- **The problem**:
Read the records below and report each line in which "title" occurs.

----- Supplied information

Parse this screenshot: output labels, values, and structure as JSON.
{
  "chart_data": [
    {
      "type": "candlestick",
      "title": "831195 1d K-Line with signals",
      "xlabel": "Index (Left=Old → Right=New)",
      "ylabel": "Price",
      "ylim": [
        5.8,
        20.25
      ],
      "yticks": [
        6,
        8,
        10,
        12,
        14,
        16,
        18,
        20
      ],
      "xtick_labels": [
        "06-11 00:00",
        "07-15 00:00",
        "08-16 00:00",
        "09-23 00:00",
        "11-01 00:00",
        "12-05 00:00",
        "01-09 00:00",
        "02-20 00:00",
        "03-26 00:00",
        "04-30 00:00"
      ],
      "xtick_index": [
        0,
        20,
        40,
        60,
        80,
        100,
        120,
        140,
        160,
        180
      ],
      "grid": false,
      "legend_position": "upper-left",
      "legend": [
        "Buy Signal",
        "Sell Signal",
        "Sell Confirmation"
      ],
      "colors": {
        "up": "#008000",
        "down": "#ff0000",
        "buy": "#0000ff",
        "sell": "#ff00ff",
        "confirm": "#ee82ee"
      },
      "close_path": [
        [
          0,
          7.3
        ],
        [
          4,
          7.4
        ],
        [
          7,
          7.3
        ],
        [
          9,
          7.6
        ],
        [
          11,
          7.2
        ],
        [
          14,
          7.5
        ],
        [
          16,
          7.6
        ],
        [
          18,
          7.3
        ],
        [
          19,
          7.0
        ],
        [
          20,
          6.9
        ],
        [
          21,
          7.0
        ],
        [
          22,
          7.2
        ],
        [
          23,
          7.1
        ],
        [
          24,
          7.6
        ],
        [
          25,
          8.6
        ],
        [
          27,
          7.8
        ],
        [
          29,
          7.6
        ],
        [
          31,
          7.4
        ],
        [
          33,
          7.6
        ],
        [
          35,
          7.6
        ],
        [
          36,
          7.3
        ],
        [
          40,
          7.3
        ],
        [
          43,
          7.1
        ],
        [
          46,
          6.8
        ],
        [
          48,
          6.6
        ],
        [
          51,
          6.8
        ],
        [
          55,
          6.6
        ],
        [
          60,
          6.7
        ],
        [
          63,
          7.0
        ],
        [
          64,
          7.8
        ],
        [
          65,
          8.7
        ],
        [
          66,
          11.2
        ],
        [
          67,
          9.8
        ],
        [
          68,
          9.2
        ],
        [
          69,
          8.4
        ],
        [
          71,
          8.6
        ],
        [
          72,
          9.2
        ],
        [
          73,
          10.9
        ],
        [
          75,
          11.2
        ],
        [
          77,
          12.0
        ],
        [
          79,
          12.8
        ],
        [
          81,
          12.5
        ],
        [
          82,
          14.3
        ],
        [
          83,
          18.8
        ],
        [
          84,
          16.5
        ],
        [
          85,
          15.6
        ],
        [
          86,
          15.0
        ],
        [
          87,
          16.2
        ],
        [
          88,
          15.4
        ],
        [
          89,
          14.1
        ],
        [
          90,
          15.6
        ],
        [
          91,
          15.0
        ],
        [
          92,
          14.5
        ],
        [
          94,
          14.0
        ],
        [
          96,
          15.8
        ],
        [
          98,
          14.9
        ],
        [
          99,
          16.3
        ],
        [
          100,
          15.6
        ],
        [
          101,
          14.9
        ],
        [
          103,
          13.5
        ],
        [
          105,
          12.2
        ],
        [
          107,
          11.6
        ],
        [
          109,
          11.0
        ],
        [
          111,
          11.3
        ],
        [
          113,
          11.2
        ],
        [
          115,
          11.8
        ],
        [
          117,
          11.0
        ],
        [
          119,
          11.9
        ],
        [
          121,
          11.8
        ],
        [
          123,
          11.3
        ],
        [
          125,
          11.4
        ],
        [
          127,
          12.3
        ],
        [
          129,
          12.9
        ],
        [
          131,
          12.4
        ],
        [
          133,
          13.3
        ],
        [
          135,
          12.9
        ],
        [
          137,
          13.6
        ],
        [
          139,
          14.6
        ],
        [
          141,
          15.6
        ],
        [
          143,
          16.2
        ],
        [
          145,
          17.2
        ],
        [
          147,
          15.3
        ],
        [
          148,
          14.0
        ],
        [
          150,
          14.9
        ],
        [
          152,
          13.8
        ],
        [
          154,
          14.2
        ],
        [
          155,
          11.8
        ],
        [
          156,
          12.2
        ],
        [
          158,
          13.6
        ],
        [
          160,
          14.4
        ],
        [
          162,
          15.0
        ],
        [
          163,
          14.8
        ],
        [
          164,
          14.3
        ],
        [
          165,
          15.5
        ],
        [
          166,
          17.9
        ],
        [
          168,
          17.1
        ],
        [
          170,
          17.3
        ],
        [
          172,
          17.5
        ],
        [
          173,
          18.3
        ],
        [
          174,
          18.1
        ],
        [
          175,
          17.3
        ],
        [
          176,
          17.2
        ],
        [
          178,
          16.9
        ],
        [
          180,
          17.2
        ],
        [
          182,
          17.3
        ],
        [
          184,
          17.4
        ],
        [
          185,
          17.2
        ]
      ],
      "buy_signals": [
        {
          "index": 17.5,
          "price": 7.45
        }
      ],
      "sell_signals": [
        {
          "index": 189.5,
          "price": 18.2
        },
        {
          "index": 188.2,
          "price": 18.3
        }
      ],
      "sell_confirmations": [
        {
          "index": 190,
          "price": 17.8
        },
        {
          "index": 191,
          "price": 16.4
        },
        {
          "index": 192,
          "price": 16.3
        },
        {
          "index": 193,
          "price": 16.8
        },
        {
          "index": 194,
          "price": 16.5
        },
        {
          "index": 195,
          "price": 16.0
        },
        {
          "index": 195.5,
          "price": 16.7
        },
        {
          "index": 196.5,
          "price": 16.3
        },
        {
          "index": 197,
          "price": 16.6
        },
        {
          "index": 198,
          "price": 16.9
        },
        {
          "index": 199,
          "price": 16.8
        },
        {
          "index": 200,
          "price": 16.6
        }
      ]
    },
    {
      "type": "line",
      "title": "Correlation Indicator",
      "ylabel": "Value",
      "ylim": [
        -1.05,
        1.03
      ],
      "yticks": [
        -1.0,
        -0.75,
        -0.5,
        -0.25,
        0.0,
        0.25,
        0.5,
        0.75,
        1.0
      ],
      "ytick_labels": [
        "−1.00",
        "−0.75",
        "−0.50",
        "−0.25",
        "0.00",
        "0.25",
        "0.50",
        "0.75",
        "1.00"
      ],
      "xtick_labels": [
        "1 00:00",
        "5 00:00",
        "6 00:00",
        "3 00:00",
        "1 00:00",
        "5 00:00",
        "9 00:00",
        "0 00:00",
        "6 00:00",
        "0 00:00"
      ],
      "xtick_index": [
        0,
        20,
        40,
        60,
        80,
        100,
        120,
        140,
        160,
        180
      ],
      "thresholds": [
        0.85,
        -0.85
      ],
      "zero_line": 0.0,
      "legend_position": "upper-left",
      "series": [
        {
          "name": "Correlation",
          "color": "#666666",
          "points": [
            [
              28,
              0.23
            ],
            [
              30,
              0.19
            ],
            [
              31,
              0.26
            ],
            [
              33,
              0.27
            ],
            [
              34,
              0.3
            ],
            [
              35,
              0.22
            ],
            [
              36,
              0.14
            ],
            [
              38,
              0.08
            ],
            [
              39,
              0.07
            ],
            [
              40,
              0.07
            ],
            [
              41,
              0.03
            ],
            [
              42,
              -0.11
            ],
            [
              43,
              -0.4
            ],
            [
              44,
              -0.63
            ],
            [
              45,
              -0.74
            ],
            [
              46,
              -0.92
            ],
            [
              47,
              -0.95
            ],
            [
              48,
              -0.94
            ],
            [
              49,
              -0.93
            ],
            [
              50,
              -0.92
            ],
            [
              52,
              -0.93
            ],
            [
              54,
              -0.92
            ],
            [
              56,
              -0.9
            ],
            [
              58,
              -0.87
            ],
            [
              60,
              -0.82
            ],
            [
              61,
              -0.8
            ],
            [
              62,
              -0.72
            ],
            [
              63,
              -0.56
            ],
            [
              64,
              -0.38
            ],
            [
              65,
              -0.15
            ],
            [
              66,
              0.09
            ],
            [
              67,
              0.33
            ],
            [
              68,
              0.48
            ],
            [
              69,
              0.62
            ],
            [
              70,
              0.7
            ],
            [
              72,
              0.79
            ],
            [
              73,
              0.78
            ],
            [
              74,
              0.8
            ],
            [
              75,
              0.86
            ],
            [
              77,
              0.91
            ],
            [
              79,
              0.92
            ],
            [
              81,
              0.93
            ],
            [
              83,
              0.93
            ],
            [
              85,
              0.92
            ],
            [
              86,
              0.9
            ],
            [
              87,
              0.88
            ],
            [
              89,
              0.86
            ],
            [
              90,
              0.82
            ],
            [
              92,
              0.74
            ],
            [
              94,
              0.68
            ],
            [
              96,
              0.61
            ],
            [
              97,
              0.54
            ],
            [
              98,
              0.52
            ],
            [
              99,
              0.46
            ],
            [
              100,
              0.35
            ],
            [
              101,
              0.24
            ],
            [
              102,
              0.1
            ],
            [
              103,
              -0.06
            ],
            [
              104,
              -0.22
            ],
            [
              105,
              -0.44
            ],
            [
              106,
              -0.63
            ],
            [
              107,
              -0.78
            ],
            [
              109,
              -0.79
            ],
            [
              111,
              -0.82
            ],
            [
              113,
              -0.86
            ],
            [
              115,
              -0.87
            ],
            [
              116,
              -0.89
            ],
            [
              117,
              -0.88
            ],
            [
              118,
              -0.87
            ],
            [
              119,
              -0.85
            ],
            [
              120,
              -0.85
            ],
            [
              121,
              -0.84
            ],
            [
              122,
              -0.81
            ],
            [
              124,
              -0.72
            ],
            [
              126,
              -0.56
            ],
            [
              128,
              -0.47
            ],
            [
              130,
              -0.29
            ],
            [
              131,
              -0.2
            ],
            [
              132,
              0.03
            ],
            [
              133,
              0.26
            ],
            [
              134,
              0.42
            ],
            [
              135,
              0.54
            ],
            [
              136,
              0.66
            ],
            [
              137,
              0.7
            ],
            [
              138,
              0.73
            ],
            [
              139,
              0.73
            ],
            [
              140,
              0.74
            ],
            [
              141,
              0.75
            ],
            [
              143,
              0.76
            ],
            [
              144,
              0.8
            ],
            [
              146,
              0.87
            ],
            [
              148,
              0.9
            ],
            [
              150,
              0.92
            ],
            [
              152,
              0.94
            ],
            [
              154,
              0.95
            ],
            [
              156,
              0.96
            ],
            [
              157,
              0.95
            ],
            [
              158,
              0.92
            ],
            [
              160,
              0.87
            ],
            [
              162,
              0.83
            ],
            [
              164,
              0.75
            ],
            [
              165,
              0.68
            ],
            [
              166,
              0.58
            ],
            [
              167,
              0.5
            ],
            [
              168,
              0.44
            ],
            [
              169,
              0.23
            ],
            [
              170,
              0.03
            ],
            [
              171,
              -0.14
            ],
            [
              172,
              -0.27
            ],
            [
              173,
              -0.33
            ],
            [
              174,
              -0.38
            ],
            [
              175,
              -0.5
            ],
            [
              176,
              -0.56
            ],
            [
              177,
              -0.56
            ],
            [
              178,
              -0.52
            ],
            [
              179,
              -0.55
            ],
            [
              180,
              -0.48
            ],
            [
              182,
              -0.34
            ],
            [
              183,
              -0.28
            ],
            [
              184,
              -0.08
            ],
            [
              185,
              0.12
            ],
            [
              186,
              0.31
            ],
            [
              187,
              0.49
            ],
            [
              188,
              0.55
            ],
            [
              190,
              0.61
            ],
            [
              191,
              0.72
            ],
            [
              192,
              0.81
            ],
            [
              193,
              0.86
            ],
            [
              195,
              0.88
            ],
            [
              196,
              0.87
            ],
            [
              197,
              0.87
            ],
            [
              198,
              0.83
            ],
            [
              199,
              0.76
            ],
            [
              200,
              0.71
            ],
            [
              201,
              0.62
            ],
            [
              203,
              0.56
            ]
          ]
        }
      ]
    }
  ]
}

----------

- **Finished exercise**:
      "title": "831195 1d K-Line with signals",
      "title": "Correlation Indicator",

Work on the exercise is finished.